The Chart below show the development of housing starts over the past 10 years.

Starts for the volatile multi-family segment jumped 16.9% to 0.29 million while single-family housing which is the largest share of the housing market, edged up 0.1% to 0.67 million. Increases were seen in all regions: the Northeast (82% to 111,000), the Midwest (18.4% to 167,000), the West (12.3% to 283,000) and the South (7.7% to 659,000).

Year-on-year, housing starts tanked by 8.8%, which is a significant decline and should tell us that the nearterm outlook is quite grim. Prices, meanwhile, have stayed quite steady.

Building permits, meanwhile, rose 14.4% from a month earlier to a seasonally adjusted annual rate of 1.220 million in May, after hitting a five-year low in April and compared with market expectations of 1.228 million. Single-family permits were up 11.9% and authorizations for the volatile multi-occupant segment jumped 18.8% to a rate of 475,000. Across regions, permits rebounded in the South (7.7% to 659,000), West (12.3% to 283,000), Midwest (18.4% to 167,000) and Northeast (82.0% 111,000).

Below, building permits over past 10 years:

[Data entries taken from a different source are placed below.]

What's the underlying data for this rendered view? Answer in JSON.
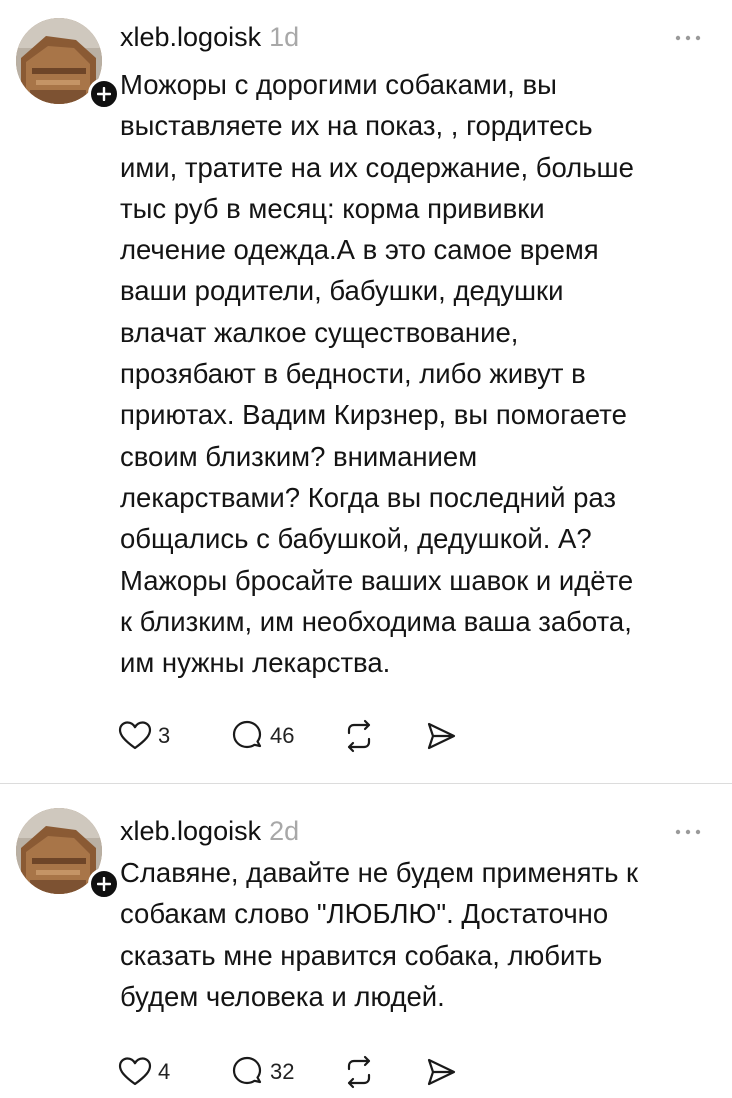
{
  "posts": [
    {
      "username": "xleb.logoisk",
      "time": "1d",
      "text": "Можоры с дорогими собаками, вы\nвыставляете их на показ, , гордитесь\nими, тратите на их содержание, больше\nтыс руб в месяц: корма прививки\nлечение одежда.А в это самое время\nваши родители, бабушки, дедушки\nвлачат жалкое существование,\nпрозябают в бедности, либо живут в\nприютах. Вадим Кирзнер, вы помогаете\nсвоим близким? вниманием\nлекарствами? Когда вы последний раз\nобщались с бабушкой, дедушкой. А?\nМажоры бросайте ваших шавок и идёте\nк близким, им необходима ваша забота,\nим нужны лекарства.",
      "likes": "3",
      "replies": "46"
    },
    {
      "username": "xleb.logoisk",
      "time": "2d",
      "text": "Славяне, давайте не будем применять к\nсобакам слово \"ЛЮБЛЮ\". Достаточно\nсказать мне нравится собака, любить\nбудем человека и людей.",
      "likes": "4",
      "replies": "32"
    }
  ],
  "icons": {
    "like": "heart-icon",
    "reply": "speech-bubble-icon",
    "repost": "repost-arrows-icon",
    "share": "send-icon",
    "more": "ellipsis-icon",
    "follow": "plus-icon"
  },
  "colors": {
    "text": "#141414",
    "muted": "#a8a8a8",
    "divider": "#dcdcdc",
    "badge": "#101010"
  }
}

Based on building permits, the outlook for the housing market is pretty good Compared with the housing starts numbers. Much will depend on the development of the overall economy to determine the strength of housing overall.